Kanban Board Examples
One of the most recognizable features of the Kanban Method is the Kanban board. These boards allow you to have a visual representation of your work. They help with transparency and create a new understanding of workflow. While Kanban boards are not everything there is to Kanban, (in fact, the first recorded Kanban case study did not even use a Kanban board!) they do help optimize coordination and communication. Every Kanban board is unique and boards should always be evolving. However, these Kanban board examples might help give you inspiration for design techniques you can use.
Individual Kanban Boards
An individual kanban board enables individuals to place limits on their current work and provides a way to get relief from too much work-in-progress. This results in happier individuals who take pride in their work and focus on finishing, with high quality, tasks that they have started. Individual boards might be used in remote working or hybrid working organizations. They can be tuned to the maturity of the organization.
This example of an individual board comes from our colleague Anna Radzikowska. When requested to work on an item, she adds a new ticket to her backlog. Next, she organizes work in next, in progress, and done columns. However, she uses different colors to represent different work item types. In addition, she signals which items are waiting. The items in waiting are worked on in more detail on a different Kanban board within the team. On her individual board, she also uses other visualization tools such as an area for discarded work and one space for significant events. To the right of her board, she collects lead time. This gives her important data to feed back to the team so we know how long certain work item types will take her. To learn more about individual Kanban, check out our Individual Kanban for the Enterprise course.
Kanban Boards with Avatars
One visualization technique used frequently is the use of avatars. These pictures or icons show who is currently working on a certain work item. You can create avatars using certain markers with colors or shapes, or you can get really creative and use employee photos, magnets, or pictures of characters.
Business Analysis and Delivery in Different Workflows
In this example, we see one board that shows combines two boards and two parts of the system. The wooden part shows the commitment point. On the left, you can see the upstream system. The upstream system for them was a shared activity. On the right, you see the downstream system. The downstream visualizes two different services.
Major Project with Two-Tiered Kanban Board
Using Swim Lanes for Feature Sets
On this board, you see 5 different swim lanes representing development teams. In other words, each different row represents a different team. In this example, the team was global. The results column (testing) was a shared service in India. A team in the United States completed everything to the left of this column. They included the shared service on their board to be able to visualize the work. However, we can assume the Indian team had their own board to visualize this service.

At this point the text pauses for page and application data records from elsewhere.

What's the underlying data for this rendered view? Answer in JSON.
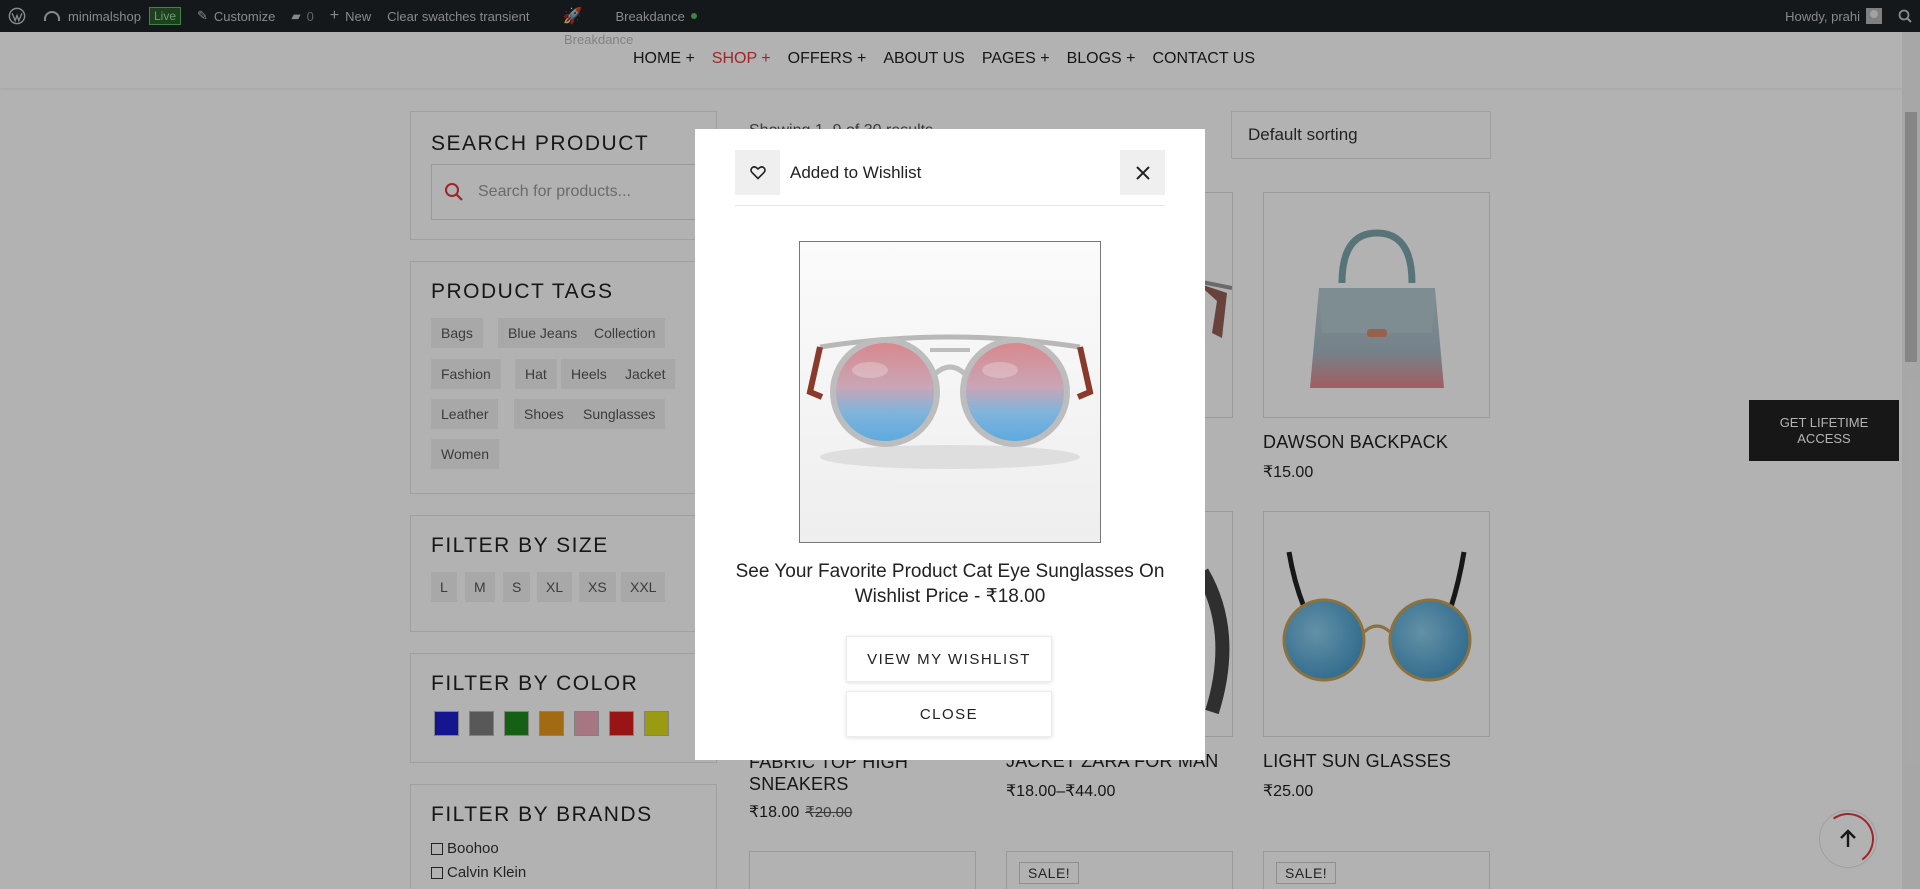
{
  "adminbar": {
    "site_name": "minimalshop",
    "live_badge": "Live",
    "customize": "Customize",
    "comments_count": "0",
    "new_label": "New",
    "clear_swatches": "Clear swatches transient",
    "breakdance": "Breakdance",
    "howdy": "Howdy, prahi"
  },
  "nav": {
    "ghost_label": "Breakdance",
    "items": [
      "HOME +",
      "SHOP +",
      "OFFERS +",
      "ABOUT US",
      "PAGES +",
      "BLOGS +",
      "CONTACT US"
    ],
    "active_index": 1
  },
  "sidebar": {
    "search": {
      "title": "SEARCH PRODUCT",
      "placeholder": "Search for products..."
    },
    "tags": {
      "title": "PRODUCT TAGS",
      "items": [
        "Bags",
        "Blue Jeans",
        "Collection",
        "Fashion",
        "Hat",
        "Heels",
        "Jacket",
        "Leather",
        "Shoes",
        "Sunglasses",
        "Women"
      ]
    },
    "sizes": {
      "title": "FILTER BY SIZE",
      "items": [
        "L",
        "M",
        "S",
        "XL",
        "XS",
        "XXL"
      ]
    },
    "colors": {
      "title": "FILTER BY COLOR",
      "swatches": [
        "#1f1fd1",
        "#7f7f7f",
        "#1f8a1f",
        "#e89a1c",
        "#f0a9bc",
        "#d91f1f",
        "#dede1c"
      ]
    },
    "brands": {
      "title": "FILTER BY BRANDS",
      "items": [
        "Boohoo",
        "Calvin Klein"
      ]
    }
  },
  "shop": {
    "result_count": "Showing 1–9 of 30 results",
    "sorting": "Default sorting",
    "products": [
      {
        "title": "DAWSON BACKPACK",
        "price": "₹15.00"
      },
      {
        "title": "FABRIC TOP HIGH SNEAKERS",
        "price": "₹18.00",
        "old_price": "₹20.00"
      },
      {
        "title": "JACKET ZARA FOR MAN",
        "price": "₹18.00–₹44.00"
      },
      {
        "title": "LIGHT SUN GLASSES",
        "price": "₹25.00"
      }
    ],
    "sale_label": "SALE!"
  },
  "lifetime_cta": "GET LIFETIME ACCESS",
  "modal": {
    "title": "Added to Wishlist",
    "message": "See Your Favorite Product Cat Eye Sunglasses On Wishlist Price - ₹18.00",
    "view_button": "VIEW MY WISHLIST",
    "close_button": "CLOSE"
  },
  "colors": {
    "accent": "#e2353b",
    "adminbar": "#1d2327"
  }
}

Using Slots for Signaling- Sales Funnel
In this example, they did not use limits per column but used empty slots to signal capacity. They also use other spaces on the board visualization such as a space to put recent losses for retrospection.
Portfolio Kanban Board Example
Kanban boards can also go beyond the team level. This higher-level Kanban board example is the board of a portfolio manager. It aggregates several smaller boards for specific projects. This is not a service board. This board visualizes what is happening on the lower-level boards. To learn more about portfolio boards, check out the Complete Guide to Project, Program, and Portfolio Management with Kanban.
David J Anderson School of Management Board
Finally, it wouldn’t be fair to not include our own board in the Kanban board examples. We display our team board in the main hallway of the office. We use different color tickets to represent different work item types. Certain colors represent classes of service. The ticket design includes the source of demand and who is working on the item. Dots are used to collect lead time. Every day that an item is worked on, a dot is added. Additionally, swim lanes have been added to visualize events and courses in progress.
In conclusion, Kanban boards are a tool that allow for better visualization and understading of workflow. Kanban boards are unique to every system and should be designed to best fit the needs of the organization. Therefore, it is never a good idea to directly copy a Kanban board. However, these Kanban board examples serve as inspiration for design techniques.
To learn more about the Kanban Method, joing us for one of our upcoming training classes. For any questions about our materials or courses feel free to contact us.